ISLAMABAD: Even though the Pakistan Electronic Media Regulatory Authority barred TV show host Aamir Liaquat Hussain from appearing on screen and issued orders to stop the broadcast of his show, the pugnacious host appeared on TV on Thursday night in defiance of Pemra orders.
Separately, Rawalpindi police have registered a case against Aamir Liaquat under the Anti Terrorism Act (ATA) for indulging in hate speech and threatening the life of activist and lawyer Jibran Nasir.
“Mr Aamir Liaquat shall not host any programme, or appear on TV in any manner fresh, old or repeat including (but not limited to) as a guest, analyst, reporter, actor, in audio, video beeper, promo/advertisement of his programme or in person, in any manner whatsoever... with immediate effect,” the order issued on Thursday said.
The Pemra order also restrained Aamir Liaquat from appearing and speaking on other channels.
Copies of Pemra’s decision have been sent to PakSat and the Pakistan Telecommunication Authority (PTA) so that Pemra’s decision could be implemented completely and instructions have also been issued to all distribution networks and cable operators of the country.
Rawalpindi police register case against TV show host over hate speech, incitement to violence
But on Thursday night, Aamir Liaquat went ahead with his show, hurling abuse at Pemra and criticising its decision to take his show off the air. As a result, Bol TV was taken off-air in certain areas of the country, while the show was broadcast uninterrupted in other localities.
An official explained: “There have been incidents in the past where hosts whose programmes were stopped began to appear in other programmes as analysts, or made speeches in public that were covered by different channels.”
The action was taken under Section 27 of the Pemra Ordinance 2002, which allows the authority to take action against any programme, channel or person appearing on the screen without any notice.
“This section is used only to prevent a panic-like situation in society or immediately stop something that is against the Constitution,” a Pemra official said.

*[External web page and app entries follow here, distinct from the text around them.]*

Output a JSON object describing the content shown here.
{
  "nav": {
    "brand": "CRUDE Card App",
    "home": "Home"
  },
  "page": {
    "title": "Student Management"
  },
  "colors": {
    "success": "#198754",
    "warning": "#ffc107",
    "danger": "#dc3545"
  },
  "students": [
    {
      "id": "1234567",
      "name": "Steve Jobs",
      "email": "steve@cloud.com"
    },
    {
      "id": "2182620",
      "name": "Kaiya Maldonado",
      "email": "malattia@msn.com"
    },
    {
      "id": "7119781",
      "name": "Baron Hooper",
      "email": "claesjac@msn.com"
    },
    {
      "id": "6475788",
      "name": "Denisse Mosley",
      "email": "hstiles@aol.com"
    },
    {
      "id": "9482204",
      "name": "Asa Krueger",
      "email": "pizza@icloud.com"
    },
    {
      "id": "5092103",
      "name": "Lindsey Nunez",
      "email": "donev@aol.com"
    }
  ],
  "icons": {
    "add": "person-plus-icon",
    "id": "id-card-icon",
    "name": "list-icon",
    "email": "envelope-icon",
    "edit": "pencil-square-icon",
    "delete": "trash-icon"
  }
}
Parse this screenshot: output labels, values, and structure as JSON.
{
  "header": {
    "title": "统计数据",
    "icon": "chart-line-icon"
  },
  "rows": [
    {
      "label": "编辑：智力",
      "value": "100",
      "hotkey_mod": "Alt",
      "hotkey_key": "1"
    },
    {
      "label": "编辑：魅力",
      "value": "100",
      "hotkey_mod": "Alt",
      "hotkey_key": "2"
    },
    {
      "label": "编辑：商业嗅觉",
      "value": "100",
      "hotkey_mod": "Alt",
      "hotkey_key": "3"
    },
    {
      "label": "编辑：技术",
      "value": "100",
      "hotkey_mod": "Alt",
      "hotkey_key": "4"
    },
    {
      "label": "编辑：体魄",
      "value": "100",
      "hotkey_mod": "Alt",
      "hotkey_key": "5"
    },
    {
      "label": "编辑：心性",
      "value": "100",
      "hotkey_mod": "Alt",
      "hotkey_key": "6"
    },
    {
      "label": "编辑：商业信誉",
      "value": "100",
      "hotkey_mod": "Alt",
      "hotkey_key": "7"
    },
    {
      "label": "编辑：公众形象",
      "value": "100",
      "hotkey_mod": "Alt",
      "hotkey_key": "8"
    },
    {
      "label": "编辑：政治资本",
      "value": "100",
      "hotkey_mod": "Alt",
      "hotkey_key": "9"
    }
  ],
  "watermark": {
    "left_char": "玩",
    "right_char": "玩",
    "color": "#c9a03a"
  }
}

Apart from receiving hundreds of complaints regarding hate speech by Mr Liaquat, the authority had also been monitoring the programme from Jan 2 to Jan 24, 2017. The complaints were forwarded by the authority to its councils of complaints in Karachi, Lahore and Islamabad.
Pemra says the ban will remain effective until the respective councils make recommendations on the complaints and a decision is made based on the recommendations.
In its order, the regulator states that Mr Liaquat violated clauses dealing with the airing of material that “amounts to intimidation, blackmail or false incrimination of any person” and ensures that any “programme does not debase a person or group of persons, while prohibiting the use of abusive or vulgar language”.
Over the past several days, Mr Liaquat had been at odds with other TV anchors and social media activists, going as far as declaring a large chunk of mediapersons and civil society activists as “non-Muslims”, “infidels”, “enemies of Islam” and “Indian agents”.
Editorial: Words that wound
His tirades began following the disappearances of several activists and bloggers, but Mr Liaquat countered the criticism by personally attacking anchors and protesting activists in his programme.
Meanwhile, followers of a controversial cleric from Islamabad have decried the Pemra decision.
In a statement, Lal Masjid’s Shuhada Foundation has said that the action by the electronic media regulator was a move to please the enemies of Islam, the country and the armed forces, saying the decision had hurt the sentiments of Muslims.
In his more recent shows, Mr Liaquat took aim at Jibran Nasir, a Karachi-based activist and lawyer who has been actively raising a voice for the missing men in recent days. In an application to Morgah police on Wednesday, Mr Nasir contended that Mr Liaquat had allegedly run a defamatory and life-threatening campaign against him in several of his shows, broadcast earlier this month.
In his application to police, Mr Nasir names dozens of journalists and activists who the anchor had personally targeted without any proof whatsoever.
The complainant claimed that Mr Liaquat leveled allegations of blasphemy against him and the five disappeared activists, while glorifying the abduction of the missing activists.
Mr Nasir claimed that while levelling the allegations of blasphemy, Mr Liaquat also glorified the criminal acts of Mumtaz Qadri, a convicted terrorist.
The complainant also said that if any harm came to him or his family, Mr Liaquat, the production team of his show and the senior management of his channel should be held responsible.
Talking to Dawn, Sub-Inspector Ghulam Abbas of Morgah police said that a case had been registered and a team led by a deputy superintendent of police had been formed to investigate the case and bring the accused to justice.
In a statement, the All Pakistan Newspapers Society expressed “profound concern over the incessant trend of unscrupulous outbursts of baseless allegations and hate mongering on a satellite channel against journalists, publishers and editors of newspapers”.
While the statement did not name Mr Liaquat or his channel, it maintained that the “abusive language and hate speech… can in fact incite violence by labelling media persons as anti-Islam and anti-Pakistan, consequently putting their lives in danger.”
The statement welcomed the Pemra decision to “bar the airing of certain programmes” and urged the federal government to take immediate measures to check and stop such trends in a section of the electronic media.
In a separate statement, over 100 editors, columnists and senior journalists condemned the hate speech and incitement to violence committed by Mr Liaquat, saying it appeared that he was running this campaign against so many respected journalists out of enmity.
Published in Dawn, January 27th, 2017